"I'll confirm the times with Trudy ASAP. Unless you want my help in carting that big old ladder back to the work shed."
"Thanks for the offer, Stella, but my PT said I'm good as new. Maybe better than, what with all the hardware installed in my hip," Mick said with a wink. He forgot the condition of his hand and raked still-greasy fingers through hair that needed more than a trim, as curls fell over his eyes and skimmed the lower edge of his collar.
"You look kind of shaggy. But unless there's someone out in the great beyond you want to impress, I'd say you can get by for another week without a barber."

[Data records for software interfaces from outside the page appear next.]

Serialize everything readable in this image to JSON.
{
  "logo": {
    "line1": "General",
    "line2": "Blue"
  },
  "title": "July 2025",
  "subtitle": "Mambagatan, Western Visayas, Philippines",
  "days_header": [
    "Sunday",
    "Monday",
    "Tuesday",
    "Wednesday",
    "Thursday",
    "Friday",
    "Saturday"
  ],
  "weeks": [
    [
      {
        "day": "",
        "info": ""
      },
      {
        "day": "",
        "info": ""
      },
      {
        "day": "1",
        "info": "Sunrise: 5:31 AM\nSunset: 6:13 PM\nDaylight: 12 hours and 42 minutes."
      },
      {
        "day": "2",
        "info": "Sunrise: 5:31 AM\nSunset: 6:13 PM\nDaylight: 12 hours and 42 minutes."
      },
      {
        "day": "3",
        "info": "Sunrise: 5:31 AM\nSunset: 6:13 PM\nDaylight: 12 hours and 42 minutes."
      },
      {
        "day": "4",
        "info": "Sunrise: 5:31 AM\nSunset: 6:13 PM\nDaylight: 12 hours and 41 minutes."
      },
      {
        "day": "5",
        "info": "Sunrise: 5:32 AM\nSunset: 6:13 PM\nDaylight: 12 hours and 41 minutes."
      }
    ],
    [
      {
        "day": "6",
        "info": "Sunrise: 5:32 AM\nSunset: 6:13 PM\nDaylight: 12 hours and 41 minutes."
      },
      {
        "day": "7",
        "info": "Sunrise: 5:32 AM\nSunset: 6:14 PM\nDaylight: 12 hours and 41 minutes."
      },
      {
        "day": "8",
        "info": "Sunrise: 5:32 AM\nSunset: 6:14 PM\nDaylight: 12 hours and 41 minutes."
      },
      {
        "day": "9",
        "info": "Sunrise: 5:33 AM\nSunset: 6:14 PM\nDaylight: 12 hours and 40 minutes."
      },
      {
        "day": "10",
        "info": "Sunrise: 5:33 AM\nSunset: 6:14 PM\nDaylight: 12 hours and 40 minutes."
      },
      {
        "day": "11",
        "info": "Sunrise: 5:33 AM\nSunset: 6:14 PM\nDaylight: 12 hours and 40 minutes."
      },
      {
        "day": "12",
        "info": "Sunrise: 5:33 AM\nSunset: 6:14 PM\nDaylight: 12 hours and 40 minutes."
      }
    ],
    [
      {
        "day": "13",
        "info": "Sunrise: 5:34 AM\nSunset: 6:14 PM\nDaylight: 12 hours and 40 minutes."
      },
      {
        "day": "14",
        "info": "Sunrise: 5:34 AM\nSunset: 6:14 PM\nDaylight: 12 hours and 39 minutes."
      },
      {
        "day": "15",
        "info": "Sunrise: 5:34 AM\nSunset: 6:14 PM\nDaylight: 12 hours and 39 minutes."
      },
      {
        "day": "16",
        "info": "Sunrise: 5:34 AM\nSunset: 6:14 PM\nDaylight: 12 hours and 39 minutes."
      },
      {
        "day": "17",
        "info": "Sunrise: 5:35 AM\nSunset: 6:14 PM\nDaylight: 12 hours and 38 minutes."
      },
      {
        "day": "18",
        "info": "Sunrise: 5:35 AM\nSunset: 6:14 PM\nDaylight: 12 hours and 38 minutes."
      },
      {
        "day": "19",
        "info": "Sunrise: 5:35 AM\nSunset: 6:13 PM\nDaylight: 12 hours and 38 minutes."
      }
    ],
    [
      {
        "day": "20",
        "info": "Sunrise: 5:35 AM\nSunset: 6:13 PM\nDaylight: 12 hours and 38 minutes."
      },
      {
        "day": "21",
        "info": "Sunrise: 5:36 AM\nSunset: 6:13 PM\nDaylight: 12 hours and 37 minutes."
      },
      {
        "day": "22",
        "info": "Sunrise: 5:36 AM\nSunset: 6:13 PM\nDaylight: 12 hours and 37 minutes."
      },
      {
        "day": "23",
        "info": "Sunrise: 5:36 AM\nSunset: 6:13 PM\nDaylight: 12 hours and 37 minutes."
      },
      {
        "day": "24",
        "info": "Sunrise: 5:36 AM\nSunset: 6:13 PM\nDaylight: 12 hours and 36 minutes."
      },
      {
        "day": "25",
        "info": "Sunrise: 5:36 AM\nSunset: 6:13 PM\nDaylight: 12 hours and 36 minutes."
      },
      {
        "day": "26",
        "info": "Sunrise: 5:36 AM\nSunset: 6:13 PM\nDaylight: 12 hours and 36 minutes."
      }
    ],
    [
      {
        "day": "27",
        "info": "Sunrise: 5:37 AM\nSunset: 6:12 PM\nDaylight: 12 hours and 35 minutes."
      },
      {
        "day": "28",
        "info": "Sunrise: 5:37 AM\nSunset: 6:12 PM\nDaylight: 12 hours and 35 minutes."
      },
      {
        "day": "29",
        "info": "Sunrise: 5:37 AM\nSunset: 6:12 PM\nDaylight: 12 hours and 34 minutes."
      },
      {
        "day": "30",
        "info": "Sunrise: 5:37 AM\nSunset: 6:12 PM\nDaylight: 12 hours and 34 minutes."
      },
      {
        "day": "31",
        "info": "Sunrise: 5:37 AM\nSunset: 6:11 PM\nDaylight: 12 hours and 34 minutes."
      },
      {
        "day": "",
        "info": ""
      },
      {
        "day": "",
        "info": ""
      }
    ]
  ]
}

Again, a clear vision of perky Hana Egan popped into Mick's mind. Probably because Stella had mentioned Jess Hargitay. Jess gave the impression that he was hot stuff in the eyes of female smoke jumpers. Mick had seen Jess act possessive of several women who'd rotated in and out of the camp. A few years ago he'd heard there were allegations of Jess inappropriately harassing a partner, a female. She quit forestry and Mick heard she'd dropped charges rather than fight a losing battle in court. Mick had seen Jess move on Hana. But maybe she returned his interest. Probably did. Mick's trips to the camp were sporadic, so it wasn't as if he knew anything for sure.
"Stella, if Trudy needs her order today, buzz me on the house intercom. I'm going to store the ladder and grease, then go clean up."
They parted, and Mick returned the ladder to the shed. On his trip to the house, he took out his cell phone and punched in his sister's number. Her phone rang three times before she answered, and then she sounded out of breath.
"Hey, sis, did I catch you on the run?"
"Mick?" His twin's voice reflected both surprise and delight. "I had my head in the oven when the phone rang. I stopped to take out two pies before I picked up."
"You're baking pies? What's the occasion?"
"I'll have you know I cook a lot more since I acquired a family of two hungry males. Thankfully, Rose sent me her favorite recipes," Marlee said, referring to her former mother-in-law, Rose Stein. Marlee's marriage to Wylie Ames was his twin's second marriage. Her first husband had died after a prolonged bout with cancer. She'd had some problems with her ex-mom-in-law. But Marlee had met and overcome all challenges like a champ.